For over a century, the washing machine has followed the trends of the times, undergoing numerous innovations and improvements. Today, we see a variety of beautifully designed washing machines with either a drum or agitator, which have evolved slowly throughout history.
The world's first washing machine was made in 1858 by American Hamilton Smith in Pittsburgh. The main component of this washing machine was a round barrel with a straight shaft fitted with paddle-shaped leaves, which was turned by rocking the shaft with a connected crank. That same year, Smith obtained a patent for this invention. However, this washing machine was difficult to use and damaged clothes, so it was not widely used, but it marked the beginning of machine washing. The following year, a washing machine appeared in Germany that used a pounding stick as a stirrer. When the pounding stick moved up and down, wooden pegs with springs installed on them acted continuously on the clothes.
In 1874, the era of "hand washing" was challenged like never before when American Bill Black's invented a wooden hand-cranked washing machine. The construction of Black's washing machine was extremely simple. Six blades were installed in a wooden barrel, which was turned by a handle and gear to flip the clothes in the barrel, thus achieving the goal of "clean clothes".
In 1880, a steam-powered washing machine was invented in America, marking the beginning of steam power replacing human power. After that, hydraulic washing machines and internal combustion engine washing machines also came into being. The hydraulic washing machine included a washing cylinder, a power source, and a connecting part with the ship, which did not require any electricity but used the natural power of river water to wash clothes, solving the problem of doing laundry on the ship, saving time and reducing housework intensity.

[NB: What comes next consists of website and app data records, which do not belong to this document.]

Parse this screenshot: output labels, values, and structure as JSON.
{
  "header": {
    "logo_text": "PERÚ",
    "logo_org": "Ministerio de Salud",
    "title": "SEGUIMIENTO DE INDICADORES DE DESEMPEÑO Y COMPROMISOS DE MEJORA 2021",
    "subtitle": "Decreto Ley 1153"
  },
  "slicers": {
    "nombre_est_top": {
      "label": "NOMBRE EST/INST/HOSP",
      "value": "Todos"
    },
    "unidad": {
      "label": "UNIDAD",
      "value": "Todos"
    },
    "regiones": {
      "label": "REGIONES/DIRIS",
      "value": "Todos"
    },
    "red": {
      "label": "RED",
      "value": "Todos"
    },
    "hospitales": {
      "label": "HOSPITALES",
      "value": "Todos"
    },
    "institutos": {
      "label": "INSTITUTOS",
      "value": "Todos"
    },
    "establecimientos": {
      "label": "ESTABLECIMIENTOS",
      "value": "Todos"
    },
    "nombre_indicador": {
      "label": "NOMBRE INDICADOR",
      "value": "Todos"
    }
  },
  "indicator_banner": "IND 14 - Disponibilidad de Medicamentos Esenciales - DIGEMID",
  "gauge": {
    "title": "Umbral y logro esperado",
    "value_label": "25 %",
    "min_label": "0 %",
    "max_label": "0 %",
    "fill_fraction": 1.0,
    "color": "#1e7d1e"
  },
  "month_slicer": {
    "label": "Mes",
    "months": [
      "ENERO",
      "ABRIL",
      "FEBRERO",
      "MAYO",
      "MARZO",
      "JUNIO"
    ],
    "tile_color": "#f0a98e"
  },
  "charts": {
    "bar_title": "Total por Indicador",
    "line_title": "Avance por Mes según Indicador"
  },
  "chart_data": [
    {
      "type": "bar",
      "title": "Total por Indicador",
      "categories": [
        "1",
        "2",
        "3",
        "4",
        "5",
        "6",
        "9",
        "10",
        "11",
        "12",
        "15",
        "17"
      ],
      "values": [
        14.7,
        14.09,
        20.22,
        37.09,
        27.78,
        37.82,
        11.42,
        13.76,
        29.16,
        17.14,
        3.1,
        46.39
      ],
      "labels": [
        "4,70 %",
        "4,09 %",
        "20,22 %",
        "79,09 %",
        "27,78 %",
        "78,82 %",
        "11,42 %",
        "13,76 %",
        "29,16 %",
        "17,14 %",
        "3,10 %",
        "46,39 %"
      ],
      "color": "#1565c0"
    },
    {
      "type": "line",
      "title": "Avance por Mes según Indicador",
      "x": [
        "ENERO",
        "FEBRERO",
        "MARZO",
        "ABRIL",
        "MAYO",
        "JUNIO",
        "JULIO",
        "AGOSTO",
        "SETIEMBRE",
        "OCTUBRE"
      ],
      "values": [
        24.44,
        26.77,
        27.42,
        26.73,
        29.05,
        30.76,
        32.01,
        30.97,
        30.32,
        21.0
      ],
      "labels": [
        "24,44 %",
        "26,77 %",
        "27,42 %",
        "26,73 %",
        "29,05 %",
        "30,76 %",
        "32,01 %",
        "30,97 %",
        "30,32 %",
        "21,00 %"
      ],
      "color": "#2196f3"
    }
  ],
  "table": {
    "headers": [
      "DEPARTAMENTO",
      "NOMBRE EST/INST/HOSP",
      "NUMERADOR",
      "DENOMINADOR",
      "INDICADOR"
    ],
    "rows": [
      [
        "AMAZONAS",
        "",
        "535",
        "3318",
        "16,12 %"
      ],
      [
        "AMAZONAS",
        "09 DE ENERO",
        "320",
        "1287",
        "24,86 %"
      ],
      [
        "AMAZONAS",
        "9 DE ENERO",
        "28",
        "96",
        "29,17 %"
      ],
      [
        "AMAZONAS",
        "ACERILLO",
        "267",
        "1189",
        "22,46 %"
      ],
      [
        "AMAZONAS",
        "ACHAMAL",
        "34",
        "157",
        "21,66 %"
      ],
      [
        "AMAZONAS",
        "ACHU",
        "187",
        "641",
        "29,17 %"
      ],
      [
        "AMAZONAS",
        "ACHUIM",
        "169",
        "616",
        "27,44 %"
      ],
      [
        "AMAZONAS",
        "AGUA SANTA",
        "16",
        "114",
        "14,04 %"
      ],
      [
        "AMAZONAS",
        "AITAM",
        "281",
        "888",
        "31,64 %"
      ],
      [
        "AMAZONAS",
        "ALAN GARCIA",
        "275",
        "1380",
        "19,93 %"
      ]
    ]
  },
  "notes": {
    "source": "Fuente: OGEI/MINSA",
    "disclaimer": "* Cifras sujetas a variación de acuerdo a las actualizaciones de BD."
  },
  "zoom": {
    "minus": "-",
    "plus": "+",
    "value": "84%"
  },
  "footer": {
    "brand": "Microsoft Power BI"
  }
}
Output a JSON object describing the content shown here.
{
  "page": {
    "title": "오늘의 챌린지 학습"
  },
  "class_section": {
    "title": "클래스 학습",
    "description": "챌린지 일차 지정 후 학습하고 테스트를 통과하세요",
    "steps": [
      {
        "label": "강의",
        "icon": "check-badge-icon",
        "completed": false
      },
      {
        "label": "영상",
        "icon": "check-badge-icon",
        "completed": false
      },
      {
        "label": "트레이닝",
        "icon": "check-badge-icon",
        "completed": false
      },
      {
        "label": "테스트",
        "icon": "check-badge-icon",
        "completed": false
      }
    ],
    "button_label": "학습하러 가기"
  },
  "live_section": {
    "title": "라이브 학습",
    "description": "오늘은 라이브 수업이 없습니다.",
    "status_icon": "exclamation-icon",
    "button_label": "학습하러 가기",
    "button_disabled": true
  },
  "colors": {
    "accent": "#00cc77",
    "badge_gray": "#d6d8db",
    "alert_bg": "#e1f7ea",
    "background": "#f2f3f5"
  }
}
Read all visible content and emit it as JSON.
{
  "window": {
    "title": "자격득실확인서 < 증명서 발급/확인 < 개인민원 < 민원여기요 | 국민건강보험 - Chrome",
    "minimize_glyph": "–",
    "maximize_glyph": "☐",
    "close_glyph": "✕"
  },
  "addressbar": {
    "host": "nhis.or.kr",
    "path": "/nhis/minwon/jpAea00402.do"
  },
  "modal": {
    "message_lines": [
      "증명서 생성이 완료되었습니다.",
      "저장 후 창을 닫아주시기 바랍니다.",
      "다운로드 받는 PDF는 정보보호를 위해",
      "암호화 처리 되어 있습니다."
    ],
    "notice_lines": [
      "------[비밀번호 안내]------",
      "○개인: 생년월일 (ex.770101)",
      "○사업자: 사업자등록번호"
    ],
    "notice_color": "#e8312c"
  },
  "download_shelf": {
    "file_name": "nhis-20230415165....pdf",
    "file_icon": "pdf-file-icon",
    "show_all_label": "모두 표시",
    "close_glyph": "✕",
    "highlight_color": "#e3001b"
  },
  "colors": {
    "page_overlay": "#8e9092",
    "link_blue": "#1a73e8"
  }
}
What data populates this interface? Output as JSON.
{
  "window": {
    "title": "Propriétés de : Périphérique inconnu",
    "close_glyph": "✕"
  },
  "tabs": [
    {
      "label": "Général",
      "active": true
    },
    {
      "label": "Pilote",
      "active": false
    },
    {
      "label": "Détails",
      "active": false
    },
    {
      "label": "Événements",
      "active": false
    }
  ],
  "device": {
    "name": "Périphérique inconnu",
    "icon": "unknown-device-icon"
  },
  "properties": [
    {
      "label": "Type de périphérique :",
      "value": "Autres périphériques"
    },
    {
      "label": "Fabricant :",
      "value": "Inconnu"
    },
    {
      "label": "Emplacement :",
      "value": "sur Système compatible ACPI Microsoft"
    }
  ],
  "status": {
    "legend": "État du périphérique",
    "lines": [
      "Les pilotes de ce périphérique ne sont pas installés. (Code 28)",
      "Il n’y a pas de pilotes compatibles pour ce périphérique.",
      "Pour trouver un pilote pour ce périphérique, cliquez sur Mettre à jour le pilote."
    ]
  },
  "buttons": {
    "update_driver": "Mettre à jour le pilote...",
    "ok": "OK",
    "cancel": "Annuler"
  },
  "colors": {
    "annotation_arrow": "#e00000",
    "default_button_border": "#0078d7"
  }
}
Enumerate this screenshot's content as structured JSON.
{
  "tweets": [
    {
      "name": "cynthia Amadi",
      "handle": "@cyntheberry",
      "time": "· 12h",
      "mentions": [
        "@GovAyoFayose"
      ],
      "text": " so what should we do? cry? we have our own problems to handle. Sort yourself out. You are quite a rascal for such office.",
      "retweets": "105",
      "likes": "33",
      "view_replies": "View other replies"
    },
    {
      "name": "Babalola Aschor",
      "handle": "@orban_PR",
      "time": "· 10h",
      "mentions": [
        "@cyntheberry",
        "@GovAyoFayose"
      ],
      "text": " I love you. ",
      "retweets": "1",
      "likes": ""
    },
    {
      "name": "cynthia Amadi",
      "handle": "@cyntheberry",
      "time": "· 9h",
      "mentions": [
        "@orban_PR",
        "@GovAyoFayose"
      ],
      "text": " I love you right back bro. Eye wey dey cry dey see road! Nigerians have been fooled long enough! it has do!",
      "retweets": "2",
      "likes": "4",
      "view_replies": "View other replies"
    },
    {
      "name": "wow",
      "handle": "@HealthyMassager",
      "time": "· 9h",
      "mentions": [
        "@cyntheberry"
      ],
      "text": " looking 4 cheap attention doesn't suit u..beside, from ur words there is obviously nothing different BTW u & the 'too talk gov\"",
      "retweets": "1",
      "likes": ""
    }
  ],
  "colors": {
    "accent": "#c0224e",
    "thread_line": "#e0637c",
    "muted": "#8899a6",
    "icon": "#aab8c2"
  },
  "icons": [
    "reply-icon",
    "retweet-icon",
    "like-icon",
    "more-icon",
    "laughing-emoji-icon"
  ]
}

In 1910, American Fisher successfully produced the world's first electric washing machine in Chicago. The advent of the electric washing machine marked the beginning of home automation for human household work.
In 1922, the Maytag Company in the United States reconstructed the washing structure of washing machines, changing the drag-type into an agitator-type, which fixed the structure of the washing machine and led to the birth of the first agitator washing machine. This washing machine had a vertical shaft in the center of the barrel with an agitator wing attached to the lower end of the shaft. The electric motor drove the vertical shaft, swinging periodically back-and-forth, enabling the clothes and water to keep tumbling and rubbing against each other to wash away dirt. The agitator washing machine had a scientific and reasonable structure, and was widely welcomed by people.
In 1932, the United States' Bendix Aviation Corporation announced that they had successfully developed the first front-loading drum washing machine, which completed the washing, rinsing, and dehydration processes within the same drum. This meant that the type of electric washing machine had taken a leap forward in terms of automation.
With the acceleration of industrialization, countries around the world have also accelerated the pace of washing machine development. The United Kingdom was the first to develop and launch a jet washing machine, which uses a strong vortex produced by the rotating impeller on one side of the barrel to tumble the clothes and washing liquid together in the drum to clean the clothes. In 1955, based on the introduction of the British jet washing machine, Japan developed its own uniquely designed and popular wave wheel washing machine that is still popular today.
Thus, in the field of washing machine production, there is a preliminary domination of agitator-type, drum-type, and wave wheel-type washing machines. With the further development of technology, the emergence of new types of washing machines has also brought new lifestyles to people.